The trade machine used in the anime has seemingly been adapted into the game canon, with Professor Oak's laboratory in both Template:En and Pokémon Stadium 2 having this type of machine for trades. In the same way, when link cables were finally able to accept the data of two Pokémon being sent at once (rather than one at a time as in Generations I and II), the Pokémon are shown passing each other in the link space.
- Trading was one of the core design elements of the original Pokémon games. Satoshi Tajiri stated that if the games could not communicate with each other, his vision for the Pokémon games would be incomplete. (「別のソフトとの間で通信を行わないとポケモン図鑑が完成しない」)
- In Pokémon Red and Blue, there is a Scientist at the Pokémon Lab in Cinnabar Island that would trade a Raichu for an Electrode. If the player talked to him after the trade, he would mention that the Raichu evolved, which is not possible. This mistake, which was due to the original translation of the Japanese Blue's script, was corrected in Pokémon FireRed and LeafGreen.
- Likewise, if the player traded a Raichu under level 30, the player will receive a Electrode, yet underleveled.
- Every trade in the anime that involves a main character has resulted in at least one of the traded Pokémon later being released, except for the trade between Benny and Jessie.
- Porygon is the only Pokémon to evolve twice via trading.
- In addition, Porygon2 is the only Pokémon to have evolved from trading that can evolve further.
- Clamperl is the only Pokémon that can evolve into one of two Pokémon where both evolutions are achieved by trading.
- It should be noted that a Pokémon traded to a Japanese version from an international version in the Generation III games does indeed preserve its name.

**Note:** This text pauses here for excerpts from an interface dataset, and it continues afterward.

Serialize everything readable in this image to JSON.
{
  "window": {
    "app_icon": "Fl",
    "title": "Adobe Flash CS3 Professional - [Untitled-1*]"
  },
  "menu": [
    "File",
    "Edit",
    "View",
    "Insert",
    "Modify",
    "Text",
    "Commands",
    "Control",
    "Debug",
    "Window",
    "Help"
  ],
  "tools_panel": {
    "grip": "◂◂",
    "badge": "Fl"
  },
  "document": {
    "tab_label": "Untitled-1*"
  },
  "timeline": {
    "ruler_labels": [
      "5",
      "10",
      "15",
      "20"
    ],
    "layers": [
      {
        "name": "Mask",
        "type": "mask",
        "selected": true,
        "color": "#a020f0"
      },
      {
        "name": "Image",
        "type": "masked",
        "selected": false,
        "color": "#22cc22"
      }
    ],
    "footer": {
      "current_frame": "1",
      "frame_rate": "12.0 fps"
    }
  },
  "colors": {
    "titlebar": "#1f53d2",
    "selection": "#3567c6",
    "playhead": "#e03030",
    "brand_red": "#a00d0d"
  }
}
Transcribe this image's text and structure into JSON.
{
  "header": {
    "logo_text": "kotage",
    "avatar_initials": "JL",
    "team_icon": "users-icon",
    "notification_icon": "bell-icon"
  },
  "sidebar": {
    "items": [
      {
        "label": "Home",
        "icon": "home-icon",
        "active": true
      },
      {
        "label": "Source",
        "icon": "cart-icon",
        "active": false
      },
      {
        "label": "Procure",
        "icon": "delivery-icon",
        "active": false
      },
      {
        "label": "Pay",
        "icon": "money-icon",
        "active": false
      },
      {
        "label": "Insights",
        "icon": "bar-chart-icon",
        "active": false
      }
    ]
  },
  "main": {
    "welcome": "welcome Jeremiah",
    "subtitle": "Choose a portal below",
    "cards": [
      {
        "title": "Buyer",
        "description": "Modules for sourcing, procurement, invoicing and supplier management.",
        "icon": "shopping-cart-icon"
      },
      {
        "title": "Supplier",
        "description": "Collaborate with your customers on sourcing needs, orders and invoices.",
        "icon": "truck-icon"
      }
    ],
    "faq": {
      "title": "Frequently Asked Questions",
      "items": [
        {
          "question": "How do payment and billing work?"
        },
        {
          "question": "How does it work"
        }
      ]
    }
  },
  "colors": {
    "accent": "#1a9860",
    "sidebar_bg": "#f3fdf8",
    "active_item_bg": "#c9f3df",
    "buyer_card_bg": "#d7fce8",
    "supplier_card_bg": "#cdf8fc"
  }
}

The inconvenience is that the templates for the Pokémon weren't programmed with international trading in mind, so the foreigner Pokémon has its name rendered with only the first five characters of its name. This was corrected in Generation IV, where the Pokémon's name is adjusted and rendered accordingly.
- ↑ http://www.nintendo.com/consumer/systems/gameboy/trouble_specificgame.jsp#missingno